By Rupa Gulab. Grade: A
I always felt there was a dearth of good chick-lit authors in India, but this book put all my fears to rest. It’s one of the best chick-lit I’ve read in ages!
Girls aren’t really made of sugar and spice and everything nice. Well, perhaps some girls are, but those are certainly not the girls you’ll meet in ‘I Kissed a Frog’ – a collection of wacky short stories, tongue-in-cheek diaries and not so grim twenty-first century fairy tales that turn love and friendship inside out and upside down.
You’ll find it all here: getting even with exes, changes in male-female dynamics, crazy diet wars, besties turning into worsties, dark humour, light comedy and the startling discovery that Prince Charming may not be your pitcher of beer. Young, fun and feminist, ‘I Kissed a Frog’ is just what a girl needs to chase the blues away.
It took me less than three days to completely finish it, because the book is a very breezy read. Since it consists of short stories, it was a very quick read.
The title is awesome, and very befitting. What warmed me up to the novel, however, was definitely the blurb: It’s wacky and a delight to read, and I could already sense that’s what I would get on the inside too, and I was not disappointed at all!
As I’ve mentioned before, the book is a collection of short stories. It’s divided into three parts. The first part is ‘Love and other four letter words’, and the title pretty much sold it to me, even before I started reading. It’s witty, which is the exact tone of the stories in this part. It has four short stories, and they are all very decent reads. The second part is about Friendship, and it had five stories. I enjoyed them all, more so because of the pacing, which, as I’ve mentioned is quite fast. The third part of the book had eight stories with illustrations. This was probably my least favourite part of the book, but it was still quite funny all the same.

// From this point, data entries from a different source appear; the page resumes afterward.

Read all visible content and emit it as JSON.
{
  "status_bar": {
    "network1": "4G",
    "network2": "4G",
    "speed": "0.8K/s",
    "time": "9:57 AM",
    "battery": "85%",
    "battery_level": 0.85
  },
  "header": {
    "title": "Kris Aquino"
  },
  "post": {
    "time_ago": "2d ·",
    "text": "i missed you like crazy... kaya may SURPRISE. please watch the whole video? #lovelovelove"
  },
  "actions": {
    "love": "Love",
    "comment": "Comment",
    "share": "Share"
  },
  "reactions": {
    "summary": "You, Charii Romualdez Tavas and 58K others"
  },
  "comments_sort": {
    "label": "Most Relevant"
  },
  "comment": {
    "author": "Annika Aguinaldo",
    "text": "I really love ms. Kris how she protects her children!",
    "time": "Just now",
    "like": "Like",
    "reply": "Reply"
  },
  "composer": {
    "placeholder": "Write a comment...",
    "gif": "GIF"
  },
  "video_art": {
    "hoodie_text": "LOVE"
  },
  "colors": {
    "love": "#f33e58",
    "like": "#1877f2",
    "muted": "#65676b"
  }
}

I liked all the stories. The main attraction of the book is the fact that the author manages to deal with some very sensitive topics in a very lighthearted manner. The stories are extremely funny, and will surely make you laugh. The vibe of the book is hilarious, and the portrayal of women is different – a very welcome change from what Indian authors usually write.

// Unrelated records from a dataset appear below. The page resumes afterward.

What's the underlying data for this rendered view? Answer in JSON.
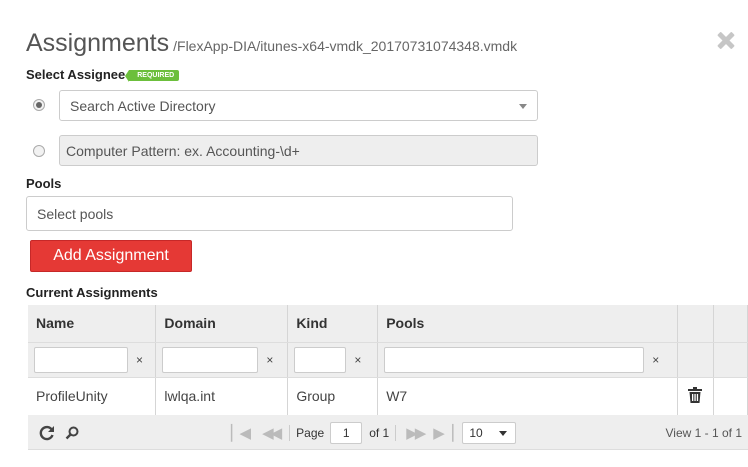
{
  "header": {
    "title": "Assignments",
    "path": "/FlexApp-DIA/itunes-x64-vmdk_20170731074348.vmdk"
  },
  "assignee": {
    "label": "Select Assignee",
    "badge": "REQUIRED",
    "ad_placeholder": "Search Active Directory",
    "pattern_placeholder": "Computer Pattern: ex. Accounting-\\d+",
    "selected": "ad"
  },
  "pools": {
    "label": "Pools",
    "placeholder": "Select pools"
  },
  "add_button": "Add Assignment",
  "current": {
    "label": "Current Assignments",
    "columns": [
      "Name",
      "Domain",
      "Kind",
      "Pools"
    ],
    "clear_symbol": "×",
    "rows": [
      {
        "name": "ProfileUnity",
        "domain": "lwlqa.int",
        "kind": "Group",
        "pools": "W7"
      }
    ]
  },
  "pager": {
    "page_label": "Page",
    "page_value": "1",
    "of_label": "of 1",
    "rows_per_page": "10",
    "view_text": "View 1 - 1 of 1"
  },
  "icons": [
    "close-icon",
    "refresh-icon",
    "search-icon",
    "trash-icon",
    "first-page-icon",
    "prev-page-icon",
    "next-page-icon",
    "last-page-icon",
    "dropdown-caret-icon"
  ],
  "colors": {
    "accent": "#e53935",
    "required_badge": "#6cbf3c"
  }
}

If I had to point out something I did not like, I guess it would be the impracticality. It’s all a little too exaggerated at times; it tends to grate on the nerves sometimes, but it’s tolerable. Another thing would be the fact that the lead characters are often not very likeable. I know I said I liked the portrayal of women, but just like the stories, the characters are also exaggerated sometimes, to the point that the protagonists didn’t seem like protagonists. I don’t mean as in I want perfect and flawless characters, because flawed characters usually make for the best stories, but even then, they have to be likeable! Their motivations were often beyond comprehension; I suppose some of that was because of the nature of the stories– they were short stories, after all, so character development could obviously not be as extensive as I am used to. In the limited space the author had, she did a commendable job.

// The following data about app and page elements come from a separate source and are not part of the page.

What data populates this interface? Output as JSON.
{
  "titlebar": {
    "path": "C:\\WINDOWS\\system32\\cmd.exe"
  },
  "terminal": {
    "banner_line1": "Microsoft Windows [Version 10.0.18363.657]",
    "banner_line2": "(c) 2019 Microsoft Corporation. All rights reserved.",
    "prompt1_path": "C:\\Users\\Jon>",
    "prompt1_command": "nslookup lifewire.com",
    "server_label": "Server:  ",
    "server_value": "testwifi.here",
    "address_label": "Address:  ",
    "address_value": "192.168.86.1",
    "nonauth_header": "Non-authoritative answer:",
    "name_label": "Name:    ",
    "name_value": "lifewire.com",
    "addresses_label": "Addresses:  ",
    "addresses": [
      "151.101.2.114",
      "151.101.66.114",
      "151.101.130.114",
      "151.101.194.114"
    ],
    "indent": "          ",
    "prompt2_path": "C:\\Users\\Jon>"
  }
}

Over all, my verdict is exactly what the blurb says– this book is just what a girl needs to chase the blues away. Although, beware, it might not be everyone’s cup of tea. If you’re prepared for some seriously crazy characters, and are ready to read of the not-so-sati-savitris, only then should you pick this book up. Definitely recommended to anyone who’s looking for light reading!